-- Data shown follows --

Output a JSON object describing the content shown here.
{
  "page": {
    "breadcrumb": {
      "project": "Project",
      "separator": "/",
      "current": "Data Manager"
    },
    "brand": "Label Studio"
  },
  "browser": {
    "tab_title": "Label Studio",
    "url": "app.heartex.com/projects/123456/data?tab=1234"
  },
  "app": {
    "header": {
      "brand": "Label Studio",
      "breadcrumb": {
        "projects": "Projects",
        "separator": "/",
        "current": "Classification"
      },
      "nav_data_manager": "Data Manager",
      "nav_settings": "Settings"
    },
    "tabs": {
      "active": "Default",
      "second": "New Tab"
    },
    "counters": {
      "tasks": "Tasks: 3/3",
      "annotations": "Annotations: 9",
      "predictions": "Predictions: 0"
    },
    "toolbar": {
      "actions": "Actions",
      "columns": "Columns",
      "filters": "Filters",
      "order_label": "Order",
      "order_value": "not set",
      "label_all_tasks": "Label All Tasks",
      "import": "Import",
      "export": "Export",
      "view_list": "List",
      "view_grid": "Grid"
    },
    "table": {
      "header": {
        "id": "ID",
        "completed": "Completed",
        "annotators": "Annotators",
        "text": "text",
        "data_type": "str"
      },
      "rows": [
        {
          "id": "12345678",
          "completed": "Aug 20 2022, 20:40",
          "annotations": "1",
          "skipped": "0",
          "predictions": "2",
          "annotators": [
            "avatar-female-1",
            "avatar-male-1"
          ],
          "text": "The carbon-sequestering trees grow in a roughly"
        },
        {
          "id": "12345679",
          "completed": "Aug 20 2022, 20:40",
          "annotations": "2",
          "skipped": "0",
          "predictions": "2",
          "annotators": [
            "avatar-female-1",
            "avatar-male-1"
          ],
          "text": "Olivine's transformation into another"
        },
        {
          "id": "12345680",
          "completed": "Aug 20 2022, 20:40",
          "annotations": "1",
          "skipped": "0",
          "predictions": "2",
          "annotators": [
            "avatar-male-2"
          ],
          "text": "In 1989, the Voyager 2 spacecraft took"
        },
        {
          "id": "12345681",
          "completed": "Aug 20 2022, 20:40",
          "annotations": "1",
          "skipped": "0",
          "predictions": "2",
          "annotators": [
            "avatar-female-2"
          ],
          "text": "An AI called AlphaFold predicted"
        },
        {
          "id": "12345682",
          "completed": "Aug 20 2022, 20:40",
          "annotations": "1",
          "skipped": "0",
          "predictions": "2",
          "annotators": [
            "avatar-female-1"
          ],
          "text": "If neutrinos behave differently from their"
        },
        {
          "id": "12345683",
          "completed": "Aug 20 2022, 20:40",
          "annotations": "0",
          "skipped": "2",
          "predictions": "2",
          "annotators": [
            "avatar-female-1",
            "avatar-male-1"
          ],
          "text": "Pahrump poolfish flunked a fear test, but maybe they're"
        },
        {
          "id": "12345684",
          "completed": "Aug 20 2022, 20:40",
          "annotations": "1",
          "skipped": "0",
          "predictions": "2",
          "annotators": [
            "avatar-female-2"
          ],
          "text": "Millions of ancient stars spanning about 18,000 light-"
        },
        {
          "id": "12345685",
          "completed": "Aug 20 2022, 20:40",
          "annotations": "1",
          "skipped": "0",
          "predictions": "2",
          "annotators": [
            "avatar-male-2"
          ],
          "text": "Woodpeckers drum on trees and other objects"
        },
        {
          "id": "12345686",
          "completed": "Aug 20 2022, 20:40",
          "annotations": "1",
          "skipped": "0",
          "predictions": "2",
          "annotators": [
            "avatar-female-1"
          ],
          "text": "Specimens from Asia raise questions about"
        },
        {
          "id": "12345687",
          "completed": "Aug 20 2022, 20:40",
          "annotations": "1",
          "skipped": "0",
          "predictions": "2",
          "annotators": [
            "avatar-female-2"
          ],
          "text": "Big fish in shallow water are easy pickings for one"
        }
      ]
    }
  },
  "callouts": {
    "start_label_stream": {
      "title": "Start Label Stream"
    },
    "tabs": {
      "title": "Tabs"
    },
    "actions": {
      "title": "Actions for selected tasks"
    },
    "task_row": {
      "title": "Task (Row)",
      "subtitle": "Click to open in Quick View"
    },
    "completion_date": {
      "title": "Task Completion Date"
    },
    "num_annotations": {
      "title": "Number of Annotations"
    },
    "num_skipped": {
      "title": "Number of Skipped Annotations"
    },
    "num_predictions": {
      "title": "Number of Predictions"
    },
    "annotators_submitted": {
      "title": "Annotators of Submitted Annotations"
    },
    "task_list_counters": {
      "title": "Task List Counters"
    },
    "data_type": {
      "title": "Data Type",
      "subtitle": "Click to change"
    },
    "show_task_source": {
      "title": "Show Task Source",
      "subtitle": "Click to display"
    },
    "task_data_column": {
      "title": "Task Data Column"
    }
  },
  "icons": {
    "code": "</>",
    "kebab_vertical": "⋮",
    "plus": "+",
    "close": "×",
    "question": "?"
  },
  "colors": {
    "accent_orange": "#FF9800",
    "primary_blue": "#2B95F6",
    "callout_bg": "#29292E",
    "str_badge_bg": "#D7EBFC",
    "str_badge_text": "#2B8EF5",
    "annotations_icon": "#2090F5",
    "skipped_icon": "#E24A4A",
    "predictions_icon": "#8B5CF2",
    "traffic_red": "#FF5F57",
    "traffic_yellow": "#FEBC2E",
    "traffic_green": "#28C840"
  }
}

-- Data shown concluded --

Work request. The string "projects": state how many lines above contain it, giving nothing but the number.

Task result. 2